## Assignment
Below are the entries to retype; reproduce each one exactly.

## Supplied records
# # # #

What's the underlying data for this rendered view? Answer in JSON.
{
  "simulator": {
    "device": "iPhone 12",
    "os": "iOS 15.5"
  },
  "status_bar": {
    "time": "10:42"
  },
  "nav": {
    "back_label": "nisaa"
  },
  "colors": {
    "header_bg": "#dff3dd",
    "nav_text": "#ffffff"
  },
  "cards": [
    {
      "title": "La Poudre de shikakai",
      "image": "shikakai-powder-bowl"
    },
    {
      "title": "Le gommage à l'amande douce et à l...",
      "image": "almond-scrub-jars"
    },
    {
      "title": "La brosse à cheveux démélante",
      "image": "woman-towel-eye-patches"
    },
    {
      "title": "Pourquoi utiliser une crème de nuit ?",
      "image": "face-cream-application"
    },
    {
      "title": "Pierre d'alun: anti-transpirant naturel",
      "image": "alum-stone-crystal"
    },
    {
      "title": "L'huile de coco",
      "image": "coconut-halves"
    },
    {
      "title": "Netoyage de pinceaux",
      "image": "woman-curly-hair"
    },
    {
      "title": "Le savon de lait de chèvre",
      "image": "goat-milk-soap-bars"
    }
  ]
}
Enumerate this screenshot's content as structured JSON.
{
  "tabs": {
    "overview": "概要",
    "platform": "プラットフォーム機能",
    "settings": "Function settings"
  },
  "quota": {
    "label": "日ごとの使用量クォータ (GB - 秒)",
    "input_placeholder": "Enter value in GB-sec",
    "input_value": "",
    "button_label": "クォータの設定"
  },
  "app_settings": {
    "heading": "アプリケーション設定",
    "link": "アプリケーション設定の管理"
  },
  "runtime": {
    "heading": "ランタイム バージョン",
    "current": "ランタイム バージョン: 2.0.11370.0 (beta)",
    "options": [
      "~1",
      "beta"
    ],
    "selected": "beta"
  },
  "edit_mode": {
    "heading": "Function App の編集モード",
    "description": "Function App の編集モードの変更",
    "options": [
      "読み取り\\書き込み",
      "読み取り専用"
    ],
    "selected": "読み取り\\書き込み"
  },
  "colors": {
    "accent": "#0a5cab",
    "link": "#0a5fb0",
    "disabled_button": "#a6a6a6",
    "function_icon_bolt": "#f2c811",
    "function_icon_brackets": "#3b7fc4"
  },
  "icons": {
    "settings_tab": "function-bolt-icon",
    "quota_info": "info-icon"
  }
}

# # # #

## Exercise response
What's the underlying data for this rendered view? Answer in JSON.
{
  "simulator": {
    "device": "iPhone 12",
    "os": "iOS 15.5"
  },
  "status_bar": {
    "time": "10:42"
  },
  "nav": {
    "back_label": "nisaa"
  },
  "colors": {
    "header_bg": "#dff3dd",
    "nav_text": "#ffffff"
  },
  "cards": [
    {
      "title": "La Poudre de shikakai",
      "image": "shikakai-powder-bowl"
    },
    {
      "title": "Le gommage à l'amande douce et à l...",
      "image": "almond-scrub-jars"
    },
    {
      "title": "La brosse à cheveux démélante",
      "image": "woman-towel-eye-patches"
    },
    {
      "title": "Pourquoi utiliser une crème de nuit ?",
      "image": "face-cream-application"
    },
    {
      "title": "Pierre d'alun: anti-transpirant naturel",
      "image": "alum-stone-crystal"
    },
    {
      "title": "L'huile de coco",
      "image": "coconut-halves"
    },
    {
      "title": "Netoyage de pinceaux",
      "image": "woman-curly-hair"
    },
    {
      "title": "Le savon de lait de chèvre",
      "image": "goat-milk-soap-bars"
    }
  ]
}
Enumerate this screenshot's content as structured JSON.
{
  "tabs": {
    "overview": "概要",
    "platform": "プラットフォーム機能",
    "settings": "Function settings"
  },
  "quota": {
    "label": "日ごとの使用量クォータ (GB - 秒)",
    "input_placeholder": "Enter value in GB-sec",
    "input_value": "",
    "button_label": "クォータの設定"
  },
  "app_settings": {
    "heading": "アプリケーション設定",
    "link": "アプリケーション設定の管理"
  },
  "runtime": {
    "heading": "ランタイム バージョン",
    "current": "ランタイム バージョン: 2.0.11370.0 (beta)",
    "options": [
      "~1",
      "beta"
    ],
    "selected": "beta"
  },
  "edit_mode": {
    "heading": "Function App の編集モード",
    "description": "Function App の編集モードの変更",
    "options": [
      "読み取り\\書き込み",
      "読み取り専用"
    ],
    "selected": "読み取り\\書き込み"
  },
  "colors": {
    "accent": "#0a5cab",
    "link": "#0a5fb0",
    "disabled_button": "#a6a6a6",
    "function_icon_bolt": "#f2c811",
    "function_icon_brackets": "#3b7fc4"
  },
  "icons": {
    "settings_tab": "function-bolt-icon",
    "quota_info": "info-icon"
  }
}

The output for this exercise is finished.